Introduced by the MG Car Company in 1933, the MG L-Type was a two door sports car that used a smaller version of the 6 cylinder overhead camshaft, crossflow engine that had a capacity of 1086 cc with a bore of 57 mm and stroke of 71 mm that produced 41 bhp at 5500 rpm. Originally the engine was fitted in the 1930 Wolseley Hornet and the '31 MG F-Type Magna. A four speed non-synchromesh gearbox supplied the drive to the rear wheels. The chassis was the same used in the K-Type, yet a narrower version with suspension by half elliptic springs all round with both rigid front and rear axles.
With a wheelbase of 94 inches, the MG L-Type had a track of 42 inches. Utilizing the same brakes as in the J2, they were cable operated with 12-inch drums all around. The same sloping radiator as on the F-Type was used, but the vehicle now had sweeping wings, while the four-seater featured cut away doors.
The L1 Magna was a four-seater, coupe and saloon versions, while the Magna L2 was a two-seater model. The coupe was called the Continental Coupe and was sold in a variety of spectacular two-tone colors. Unfortunately the coupe was a slow seller and only 100 models were produced. Today the Coupe is a highly desirable rare vehicle. Bought in from Abbey, the bodies for the saloon or salonette version were not made by MG.
Around 600 L2 Magna's were produced and sold in 1933.

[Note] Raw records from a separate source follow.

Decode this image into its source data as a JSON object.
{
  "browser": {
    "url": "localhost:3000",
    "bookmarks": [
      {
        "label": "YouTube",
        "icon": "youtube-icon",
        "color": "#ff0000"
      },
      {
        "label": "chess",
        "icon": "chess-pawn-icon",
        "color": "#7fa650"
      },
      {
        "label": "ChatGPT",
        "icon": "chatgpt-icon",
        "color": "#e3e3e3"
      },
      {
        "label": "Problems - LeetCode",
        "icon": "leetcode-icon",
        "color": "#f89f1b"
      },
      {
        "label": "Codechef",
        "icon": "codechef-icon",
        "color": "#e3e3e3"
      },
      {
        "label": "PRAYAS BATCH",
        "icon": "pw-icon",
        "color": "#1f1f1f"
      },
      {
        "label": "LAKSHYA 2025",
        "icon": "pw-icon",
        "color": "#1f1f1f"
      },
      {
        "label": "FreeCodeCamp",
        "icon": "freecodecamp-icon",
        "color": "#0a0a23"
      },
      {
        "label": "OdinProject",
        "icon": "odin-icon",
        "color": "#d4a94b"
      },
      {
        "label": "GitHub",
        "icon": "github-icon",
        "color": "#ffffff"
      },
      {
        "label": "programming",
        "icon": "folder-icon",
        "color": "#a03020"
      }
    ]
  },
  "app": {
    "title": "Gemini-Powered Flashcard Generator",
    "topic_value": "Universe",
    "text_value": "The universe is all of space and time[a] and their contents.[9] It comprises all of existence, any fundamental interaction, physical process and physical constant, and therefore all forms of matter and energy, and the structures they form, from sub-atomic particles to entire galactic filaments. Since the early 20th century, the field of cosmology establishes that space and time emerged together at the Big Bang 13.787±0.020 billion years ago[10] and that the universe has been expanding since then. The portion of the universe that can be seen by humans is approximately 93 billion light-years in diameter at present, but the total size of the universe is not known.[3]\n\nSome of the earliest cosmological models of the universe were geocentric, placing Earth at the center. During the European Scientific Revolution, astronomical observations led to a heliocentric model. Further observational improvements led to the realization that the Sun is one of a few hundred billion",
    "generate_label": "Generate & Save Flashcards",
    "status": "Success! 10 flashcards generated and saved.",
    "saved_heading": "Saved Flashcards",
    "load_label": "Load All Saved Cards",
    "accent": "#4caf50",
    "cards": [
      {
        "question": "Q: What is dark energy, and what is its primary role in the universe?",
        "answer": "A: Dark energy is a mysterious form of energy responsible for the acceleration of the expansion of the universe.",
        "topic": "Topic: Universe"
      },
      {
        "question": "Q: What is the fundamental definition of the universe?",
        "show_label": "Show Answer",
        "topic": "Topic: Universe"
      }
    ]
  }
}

The MG L-Type was a successful competition vehicle with victories in the 1933 Alpine Trial and Brooklands relay race. A new L1 tourer cost £299, while the Continental CoupÈ was sold at £350.By Jessica Donaldson